**DESCRIPTION OF THE TASK:** Write out all of the data exactly as it appears.

(Entries from a dataset of interfaces)

####

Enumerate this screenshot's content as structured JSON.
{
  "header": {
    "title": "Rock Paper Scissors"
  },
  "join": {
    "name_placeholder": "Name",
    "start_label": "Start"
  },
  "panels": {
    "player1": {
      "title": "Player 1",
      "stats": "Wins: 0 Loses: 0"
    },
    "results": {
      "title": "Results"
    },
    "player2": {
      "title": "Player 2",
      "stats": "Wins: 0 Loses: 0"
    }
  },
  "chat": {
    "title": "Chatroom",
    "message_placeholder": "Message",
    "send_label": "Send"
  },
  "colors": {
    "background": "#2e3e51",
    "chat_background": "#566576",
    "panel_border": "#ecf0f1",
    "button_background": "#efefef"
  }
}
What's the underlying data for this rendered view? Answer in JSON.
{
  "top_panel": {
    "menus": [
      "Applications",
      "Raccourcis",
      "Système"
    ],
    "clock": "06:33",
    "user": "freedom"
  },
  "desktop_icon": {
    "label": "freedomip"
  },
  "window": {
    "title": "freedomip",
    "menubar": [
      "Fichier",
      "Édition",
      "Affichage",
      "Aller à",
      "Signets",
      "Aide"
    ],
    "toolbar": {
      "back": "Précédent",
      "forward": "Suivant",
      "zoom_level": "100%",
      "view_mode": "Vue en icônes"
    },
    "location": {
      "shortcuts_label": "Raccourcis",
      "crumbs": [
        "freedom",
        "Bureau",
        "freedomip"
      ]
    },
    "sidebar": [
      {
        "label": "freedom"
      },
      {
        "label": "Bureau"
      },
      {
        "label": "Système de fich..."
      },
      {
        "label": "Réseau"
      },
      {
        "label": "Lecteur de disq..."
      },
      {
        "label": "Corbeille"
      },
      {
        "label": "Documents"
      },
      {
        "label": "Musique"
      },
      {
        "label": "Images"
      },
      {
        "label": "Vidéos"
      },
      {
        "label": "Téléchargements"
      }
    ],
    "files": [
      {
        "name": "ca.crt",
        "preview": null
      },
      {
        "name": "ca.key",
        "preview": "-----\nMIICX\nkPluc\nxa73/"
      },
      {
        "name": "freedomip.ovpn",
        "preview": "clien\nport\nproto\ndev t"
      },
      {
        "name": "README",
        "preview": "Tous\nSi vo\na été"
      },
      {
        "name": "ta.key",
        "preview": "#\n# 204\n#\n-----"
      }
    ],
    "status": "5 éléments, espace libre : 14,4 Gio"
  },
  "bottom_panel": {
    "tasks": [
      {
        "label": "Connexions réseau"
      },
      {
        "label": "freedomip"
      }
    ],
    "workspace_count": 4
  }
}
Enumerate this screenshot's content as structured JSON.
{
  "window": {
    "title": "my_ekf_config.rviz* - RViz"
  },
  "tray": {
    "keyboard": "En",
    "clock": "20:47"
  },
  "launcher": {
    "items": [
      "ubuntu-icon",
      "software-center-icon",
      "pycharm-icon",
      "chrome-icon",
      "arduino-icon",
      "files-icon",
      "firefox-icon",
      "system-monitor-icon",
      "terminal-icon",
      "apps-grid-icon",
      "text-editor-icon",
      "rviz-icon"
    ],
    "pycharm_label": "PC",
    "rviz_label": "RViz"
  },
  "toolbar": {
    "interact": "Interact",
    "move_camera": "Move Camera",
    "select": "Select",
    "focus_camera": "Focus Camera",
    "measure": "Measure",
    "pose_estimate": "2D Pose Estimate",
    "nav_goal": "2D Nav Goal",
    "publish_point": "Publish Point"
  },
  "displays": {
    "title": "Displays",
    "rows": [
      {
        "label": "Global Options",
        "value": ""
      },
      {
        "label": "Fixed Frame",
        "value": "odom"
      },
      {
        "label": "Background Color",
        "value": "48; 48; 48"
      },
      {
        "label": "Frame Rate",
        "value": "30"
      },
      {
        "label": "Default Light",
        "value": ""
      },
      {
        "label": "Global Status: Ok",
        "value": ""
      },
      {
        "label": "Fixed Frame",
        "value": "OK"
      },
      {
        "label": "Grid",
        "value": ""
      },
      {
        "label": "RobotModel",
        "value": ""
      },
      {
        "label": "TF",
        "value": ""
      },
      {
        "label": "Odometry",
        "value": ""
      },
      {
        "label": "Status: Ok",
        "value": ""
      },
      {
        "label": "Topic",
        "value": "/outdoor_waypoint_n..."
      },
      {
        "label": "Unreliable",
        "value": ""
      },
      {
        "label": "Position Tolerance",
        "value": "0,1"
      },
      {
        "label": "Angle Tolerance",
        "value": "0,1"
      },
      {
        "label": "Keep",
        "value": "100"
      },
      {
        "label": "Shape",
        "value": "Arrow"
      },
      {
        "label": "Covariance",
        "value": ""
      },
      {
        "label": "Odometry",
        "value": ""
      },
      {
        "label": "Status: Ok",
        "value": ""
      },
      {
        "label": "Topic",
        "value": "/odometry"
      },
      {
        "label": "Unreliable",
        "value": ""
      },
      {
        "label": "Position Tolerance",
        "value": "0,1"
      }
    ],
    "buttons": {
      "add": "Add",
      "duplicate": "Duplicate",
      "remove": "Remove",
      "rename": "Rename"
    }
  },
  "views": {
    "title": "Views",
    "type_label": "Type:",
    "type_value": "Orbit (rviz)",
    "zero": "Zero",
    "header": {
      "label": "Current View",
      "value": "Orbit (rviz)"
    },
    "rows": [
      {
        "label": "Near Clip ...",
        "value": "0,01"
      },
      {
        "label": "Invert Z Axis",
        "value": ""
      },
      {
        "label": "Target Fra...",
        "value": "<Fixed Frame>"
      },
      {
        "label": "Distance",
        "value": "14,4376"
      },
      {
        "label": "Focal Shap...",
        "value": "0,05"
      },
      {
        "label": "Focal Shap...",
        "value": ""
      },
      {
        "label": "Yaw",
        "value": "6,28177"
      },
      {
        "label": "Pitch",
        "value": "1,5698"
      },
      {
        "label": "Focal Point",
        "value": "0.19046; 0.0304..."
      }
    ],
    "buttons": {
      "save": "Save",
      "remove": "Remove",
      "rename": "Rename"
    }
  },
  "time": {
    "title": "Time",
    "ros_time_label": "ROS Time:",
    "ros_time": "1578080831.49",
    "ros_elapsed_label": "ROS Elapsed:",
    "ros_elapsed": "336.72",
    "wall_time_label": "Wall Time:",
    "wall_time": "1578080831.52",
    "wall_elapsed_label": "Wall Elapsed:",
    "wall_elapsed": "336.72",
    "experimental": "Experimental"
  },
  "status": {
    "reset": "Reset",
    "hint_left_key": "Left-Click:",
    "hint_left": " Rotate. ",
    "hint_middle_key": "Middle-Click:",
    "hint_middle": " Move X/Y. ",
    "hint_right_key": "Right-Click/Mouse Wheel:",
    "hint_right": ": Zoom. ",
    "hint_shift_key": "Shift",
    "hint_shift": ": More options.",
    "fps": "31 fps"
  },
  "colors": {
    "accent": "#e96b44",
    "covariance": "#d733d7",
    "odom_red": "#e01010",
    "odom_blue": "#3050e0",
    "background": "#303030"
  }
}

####

**TASK RESULT:**
Enumerate this screenshot's content as structured JSON.
{
  "header": {
    "title": "Rock Paper Scissors"
  },
  "join": {
    "name_placeholder": "Name",
    "start_label": "Start"
  },
  "panels": {
    "player1": {
      "title": "Player 1",
      "stats": "Wins: 0 Loses: 0"
    },
    "results": {
      "title": "Results"
    },
    "player2": {
      "title": "Player 2",
      "stats": "Wins: 0 Loses: 0"
    }
  },
  "chat": {
    "title": "Chatroom",
    "message_placeholder": "Message",
    "send_label": "Send"
  },
  "colors": {
    "background": "#2e3e51",
    "chat_background": "#566576",
    "panel_border": "#ecf0f1",
    "button_background": "#efefef"
  }
}
What's the underlying data for this rendered view? Answer in JSON.
{
  "top_panel": {
    "menus": [
      "Applications",
      "Raccourcis",
      "Système"
    ],
    "clock": "06:33",
    "user": "freedom"
  },
  "desktop_icon": {
    "label": "freedomip"
  },
  "window": {
    "title": "freedomip",
    "menubar": [
      "Fichier",
      "Édition",
      "Affichage",
      "Aller à",
      "Signets",
      "Aide"
    ],
    "toolbar": {
      "back": "Précédent",
      "forward": "Suivant",
      "zoom_level": "100%",
      "view_mode": "Vue en icônes"
    },
    "location": {
      "shortcuts_label": "Raccourcis",
      "crumbs": [
        "freedom",
        "Bureau",
        "freedomip"
      ]
    },
    "sidebar": [
      {
        "label": "freedom"
      },
      {
        "label": "Bureau"
      },
      {
        "label": "Système de fich..."
      },
      {
        "label": "Réseau"
      },
      {
        "label": "Lecteur de disq..."
      },
      {
        "label": "Corbeille"
      },
      {
        "label": "Documents"
      },
      {
        "label": "Musique"
      },
      {
        "label": "Images"
      },
      {
        "label": "Vidéos"
      },
      {
        "label": "Téléchargements"
      }
    ],
    "files": [
      {
        "name": "ca.crt",
        "preview": null
      },
      {
        "name": "ca.key",
        "preview": "-----\nMIICX\nkPluc\nxa73/"
      },
      {
        "name": "freedomip.ovpn",
        "preview": "clien\nport\nproto\ndev t"
      },
      {
        "name": "README",
        "preview": "Tous\nSi vo\na été"
      },
      {
        "name": "ta.key",
        "preview": "#\n# 204\n#\n-----"
      }
    ],
    "status": "5 éléments, espace libre : 14,4 Gio"
  },
  "bottom_panel": {
    "tasks": [
      {
        "label": "Connexions réseau"
      },
      {
        "label": "freedomip"
      }
    ],
    "workspace_count": 4
  }
}
Enumerate this screenshot's content as structured JSON.
{
  "window": {
    "title": "my_ekf_config.rviz* - RViz"
  },
  "tray": {
    "keyboard": "En",
    "clock": "20:47"
  },
  "launcher": {
    "items": [
      "ubuntu-icon",
      "software-center-icon",
      "pycharm-icon",
      "chrome-icon",
      "arduino-icon",
      "files-icon",
      "firefox-icon",
      "system-monitor-icon",
      "terminal-icon",
      "apps-grid-icon",
      "text-editor-icon",
      "rviz-icon"
    ],
    "pycharm_label": "PC",
    "rviz_label": "RViz"
  },
  "toolbar": {
    "interact": "Interact",
    "move_camera": "Move Camera",
    "select": "Select",
    "focus_camera": "Focus Camera",
    "measure": "Measure",
    "pose_estimate": "2D Pose Estimate",
    "nav_goal": "2D Nav Goal",
    "publish_point": "Publish Point"
  },
  "displays": {
    "title": "Displays",
    "rows": [
      {
        "label": "Global Options",
        "value": ""
      },
      {
        "label": "Fixed Frame",
        "value": "odom"
      },
      {
        "label": "Background Color",
        "value": "48; 48; 48"
      },
      {
        "label": "Frame Rate",
        "value": "30"
      },
      {
        "label": "Default Light",
        "value": ""
      },
      {
        "label": "Global Status: Ok",
        "value": ""
      },
      {
        "label": "Fixed Frame",
        "value": "OK"
      },
      {
        "label": "Grid",
        "value": ""
      },
      {
        "label": "RobotModel",
        "value": ""
      },
      {
        "label": "TF",
        "value": ""
      },
      {
        "label": "Odometry",
        "value": ""
      },
      {
        "label": "Status: Ok",
        "value": ""
      },
      {
        "label": "Topic",
        "value": "/outdoor_waypoint_n..."
      },
      {
        "label": "Unreliable",
        "value": ""
      },
      {
        "label": "Position Tolerance",
        "value": "0,1"
      },
      {
        "label": "Angle Tolerance",
        "value": "0,1"
      },
      {
        "label": "Keep",
        "value": "100"
      },
      {
        "label": "Shape",
        "value": "Arrow"
      },
      {
        "label": "Covariance",
        "value": ""
      },
      {
        "label": "Odometry",
        "value": ""
      },
      {
        "label": "Status: Ok",
        "value": ""
      },
      {
        "label": "Topic",
        "value": "/odometry"
      },
      {
        "label": "Unreliable",
        "value": ""
      },
      {
        "label": "Position Tolerance",
        "value": "0,1"
      }
    ],
    "buttons": {
      "add": "Add",
      "duplicate": "Duplicate",
      "remove": "Remove",
      "rename": "Rename"
    }
  },
  "views": {
    "title": "Views",
    "type_label": "Type:",
    "type_value": "Orbit (rviz)",
    "zero": "Zero",
    "header": {
      "label": "Current View",
      "value": "Orbit (rviz)"
    },
    "rows": [
      {
        "label": "Near Clip ...",
        "value": "0,01"
      },
      {
        "label": "Invert Z Axis",
        "value": ""
      },
      {
        "label": "Target Fra...",
        "value": "<Fixed Frame>"
      },
      {
        "label": "Distance",
        "value": "14,4376"
      },
      {
        "label": "Focal Shap...",
        "value": "0,05"
      },
      {
        "label": "Focal Shap...",
        "value": ""
      },
      {
        "label": "Yaw",
        "value": "6,28177"
      },
      {
        "label": "Pitch",
        "value": "1,5698"
      },
      {
        "label": "Focal Point",
        "value": "0.19046; 0.0304..."
      }
    ],
    "buttons": {
      "save": "Save",
      "remove": "Remove",
      "rename": "Rename"
    }
  },
  "time": {
    "title": "Time",
    "ros_time_label": "ROS Time:",
    "ros_time": "1578080831.49",
    "ros_elapsed_label": "ROS Elapsed:",
    "ros_elapsed": "336.72",
    "wall_time_label": "Wall Time:",
    "wall_time": "1578080831.52",
    "wall_elapsed_label": "Wall Elapsed:",
    "wall_elapsed": "336.72",
    "experimental": "Experimental"
  },
  "status": {
    "reset": "Reset",
    "hint_left_key": "Left-Click:",
    "hint_left": " Rotate. ",
    "hint_middle_key": "Middle-Click:",
    "hint_middle": " Move X/Y. ",
    "hint_right_key": "Right-Click/Mouse Wheel:",
    "hint_right": ": Zoom. ",
    "hint_shift_key": "Shift",
    "hint_shift": ": More options.",
    "fps": "31 fps"
  },
  "colors": {
    "accent": "#e96b44",
    "covariance": "#d733d7",
    "odom_red": "#e01010",
    "odom_blue": "#3050e0",
    "background": "#303030"
  }
}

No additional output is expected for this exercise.